As the art world descended on Hong Kong for five days of Art Basel and the dizzying collection of satellite shows that piggyback on the main event, the art market held its breath wondering if the region’s economic slowdown would translate into fewer sales compared to last year’s spree.

Serious art lovers, however, obviously found moments of inspiration – particularly at the top end of the spectrum, thanks to ambitious works by the likes of Michaël Borremans at David Zwirner (all five of his paintings sold on day one to Asian collectors) and Iranian artist Shirazeh Houshiary’s abstract Raintree etchings at Singapore Tyler Print Institute.

Elsewhere, the middle market galleries, whose works were decidedly less glitzy than last year, found the going a little more challenging. Despite this, there were gems to be found, including South Korean artist Ham Kyungah’s statement-making Chandeliers for Five Cities, a collection of tapestries secretly created by North Korean textile workers.

Gallerist Pearl Lam put on a good show, with an extravagant collection of mixed media including Self-Portrait with Red by Antony Micallef; as did Pace Beijing with a mesmerising digital video work by teamLab, and KaiKai Kiki’s works by Aya Takano and Mr.

As in previous years, however, some of the most innovative cultural offerings were to be found outside of the main fair. Must-sees include the surreal film installation Duilian at Spring Workshop by the artist Wu Tsang, based on her decade-long research into a Han Chinese revolutionary beheaded by the Qing government in 1907; and art hub Duddells' collaboration with the Dallas Museum of Art, presenting emerging artist Margaret Lee’s works.
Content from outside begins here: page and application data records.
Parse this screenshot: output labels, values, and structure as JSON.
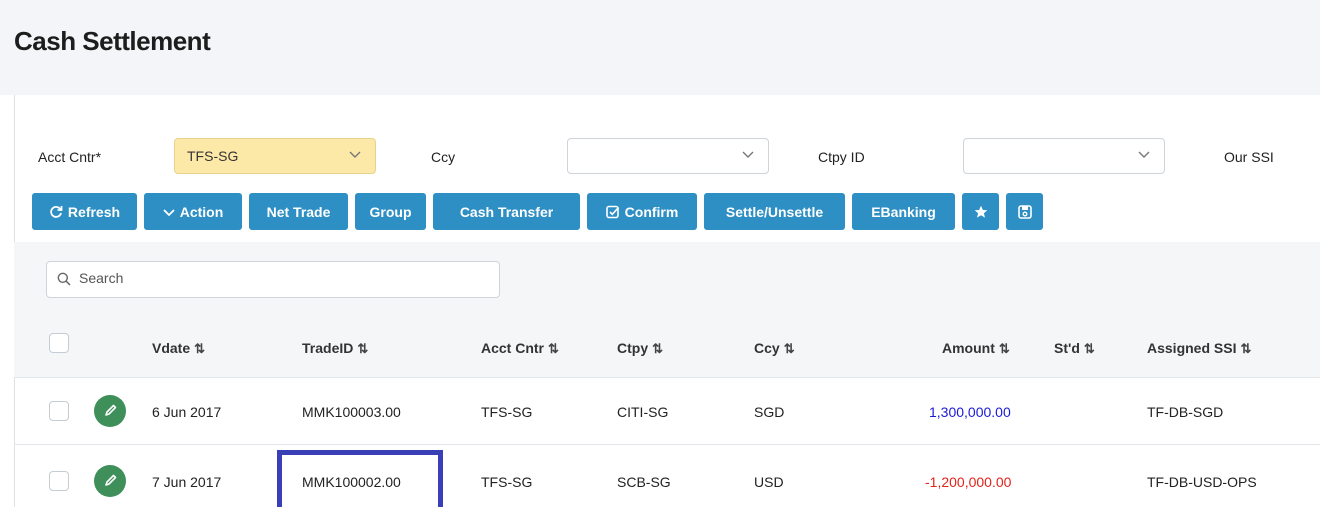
{
  "page": {
    "title": "Cash Settlement"
  },
  "filters": {
    "acct_cntr": {
      "label": "Acct Cntr*",
      "value": "TFS-SG"
    },
    "ccy": {
      "label": "Ccy",
      "value": ""
    },
    "ctpy_id": {
      "label": "Ctpy ID",
      "value": ""
    },
    "our_ssi": {
      "label": "Our SSI"
    }
  },
  "toolbar": {
    "refresh": "Refresh",
    "action": "Action",
    "net_trade": "Net Trade",
    "group": "Group",
    "cash_transfer": "Cash Transfer",
    "confirm": "Confirm",
    "settle_unsettle": "Settle/Unsettle",
    "ebanking": "EBanking",
    "icons": [
      "refresh-icon",
      "chevron-down-icon",
      "check-square-icon",
      "star-icon",
      "save-icon"
    ],
    "color": "#2d8fc4"
  },
  "search": {
    "placeholder": "Search"
  },
  "table": {
    "headers": {
      "vdate": "Vdate",
      "trade_id": "TradeID",
      "acct_cntr": "Acct Cntr",
      "ctpy": "Ctpy",
      "ccy": "Ccy",
      "amount": "Amount",
      "stld": "St'd",
      "assigned_ssi": "Assigned SSI"
    },
    "sort_glyph": "⇅",
    "rows": [
      {
        "vdate": "6 Jun 2017",
        "trade_id": "MMK100003.00",
        "acct_cntr": "TFS-SG",
        "ctpy": "CITI-SG",
        "ccy": "SGD",
        "amount": "1,300,000.00",
        "stld": "",
        "assigned_ssi": "TF-DB-SGD"
      },
      {
        "vdate": "7 Jun 2017",
        "trade_id": "MMK100002.00",
        "acct_cntr": "TFS-SG",
        "ctpy": "SCB-SG",
        "ccy": "USD",
        "amount": "-1,200,000.00",
        "stld": "",
        "assigned_ssi": "TF-DB-USD-OPS"
      }
    ]
  },
  "colors": {
    "positive": "#1a1ad6",
    "negative": "#e0241c",
    "edit_button": "#3e8f5a",
    "selection_box": "#3a3fb8",
    "acct_highlight": "#fde9a7"
  }
}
Meanwhile, Japanese artist Tatsuo Miyajima’s monumental Time Waterfall façade light installation did battle with the heavy rain clouds that shrouded the International Commerce Centre at Kowloon Station, while on the same side of the harbour, British artist Conrad Shawcross’ mathematics-inspired robotic light sculpture entranced guests at The Peninsula hotel. Across town, Los Angeles artist Larry Bell transformed Pacific Place mall with three enormous reflective glass cubes.

Art Central's Stiff & Trevillion-designed waterfront tent was also well worth a detour, with Elaine Yan Ling Ng’s beguiling Sundew installation for Swarovski; Hong Kong gallery Sin Sin’s extraordinary Growth drawing of roots by Indonesian artist Dwi Setianto; and Sundaram Tagore Gallery’s collection of tactile works by Jane Lee. We were also particularly taken with New Zealand gallery PAULNACHE’s architectural installation Wall Hang; and The Cat Street Gallery’s playful lacquer carvings by Shanghainese artist Jacky Tsai.

With so much happening across the city, it came as no surprise that Art Basel has announced its intention to expand its focus from art fairs to help a selection of global locations (yet to be announced) to develop their cultural landscapes.